7 Tips For The Perfect Family Travel Photo For Your Holiday Cards


I know it might seem crazy that I’m writing about Holiday Cards in July. But over the years, I’ve come to realize that my best holiday cards were always when I used photos from our vacations and travels. But it isn’t always easy to get a great photo of the entire family. Over the years I’ve had many successes (along with many failures) so I’ve decided to share my best tips for the best family photo while traveling.

I also recently found out that Expedia.com is doing a huge giveaway (where one winner will be able to plan the vacation of their dreams up to a $50,000 value) which reminded me about our Holiday Card for this year. If you’d like to enter yourself, just click here. It also motivated me to write this blog post about snapping the best family photos while traveling. The following 7 tips are things that I try to ALWAYS do whenever taking or planning for a family photo:

1. Don’t pose people.

Forget about asking your kiddos to smile or stand in a certain way. The best facial expressions come from being comfortable and natural, so watch what they naturally do and work with that.

If your subject turns away from the camera, go with it. Try photographing him or her in profile.


2. Plan your shot.

When you look through the lens, think of it as an empty canvas. What goes on that canvas is your decision. You choose what’s in the background and what you want to frame.

Ask yourself: Is that what you really want to see in the photograph? Could something be moved, added or subtracted? What does it look like if you turn the camera? Try taking landscape and portrait shots to see.

Here’s some other more specific tips about planning your shot:

  • Never cut off hands at the wrist. Hands and eyes are typically the most important things in a photo.

  • Make sure they are well fed and hydrated. This may seem obvious, but your children are far more likely to cooperate and smile when they are fed. If I know I’m going to try and take a family photo on a certain day, I always make sure to have extra snacks and possibly even a yummy treat to enjoy after the shoot is over. Bribing is not part of our regular parenting mantra, but on rare occasions, the promise of something sweet never hurts ;)

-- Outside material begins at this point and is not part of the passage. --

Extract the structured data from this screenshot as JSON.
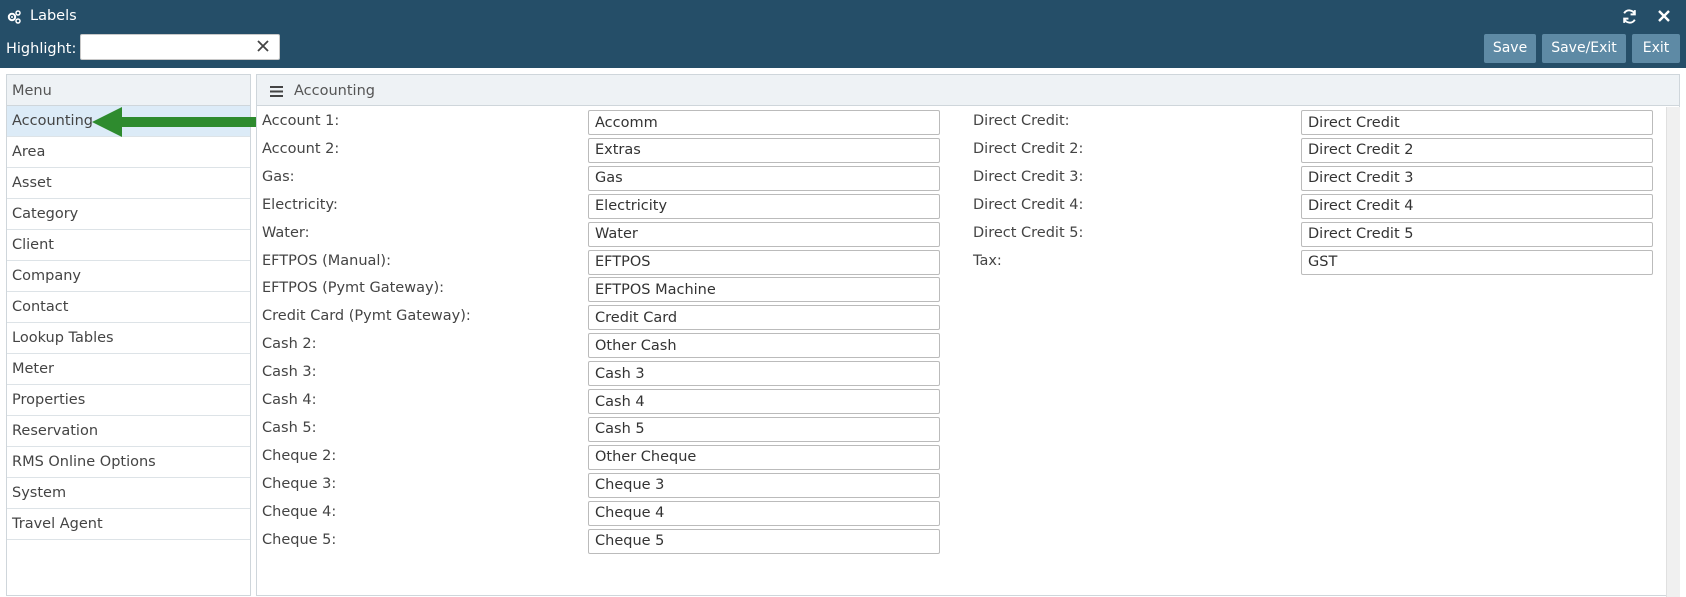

3. Eliminate distractions.

If possible, leave the toys, bikes, scooters, etc behind, just for a little while. Trying to get those items out of their hands for the shot can be challenging and sometimes lead to a total meltdown. So try to sneak away from any distracting items to get the shot you want.


4. Go outside.

This is probably the most important tip I can give. Natural light is the best light. Ideally, you can be outside on a nice day but in a shady spot. That type of scenario will create the best possible scenario for an amatuer photographer to take a professional photo. Cloudy days can always be perfect for this. If shade isn’t available, at least make sure the sunlight is facing you and not at your back.


5. Hold the camera or phone steady.

One of the best pieces of advice I was ever given was to treat your iphone camera like its a professional camera. It may sound silly, but if you imagine that you’re holding a very powerful and expensive camera, all of the sudden, you begin to take more care in the shot you’re about to take. The truth is, a new iPhone camera can take INCREDIBLE photos if you treat it as such. Other great tools to get a steady shot are a gorilla pod or a table tripod to keep your camera still.


6. Get an assistant.

Asking a stranger to snap a photo can be a total gamble. But sometimes you don’t have a tripod on hand and you really need to get the shot. Whenever I’m in that situation, I try to look around for someone who has a really nice camera themselves. This person is typically either a professional photographer or an amateur that really takes care in taking photos. I also tend to look for younger people as they tend to naturally have a better eye for photography (thanks instagram).

7. Keep your subjects occupied.

Involving your children in the process can really help to ensure they cooperate. Making them feel like their helping by asking them to bring a prop, help find a location, or tie their siblings’ shoe. The point is to make them feel like they are part of the team and that they are contributing to the overall goal. Then, once you’re actually shooting, you can continue the process by asking them to do something specific for the photo such as lean against the wall or cuddle up in their favorite jacket. Distracting them with a “task” also helps to ensure a more candid photo.

Vincent Di NinoComment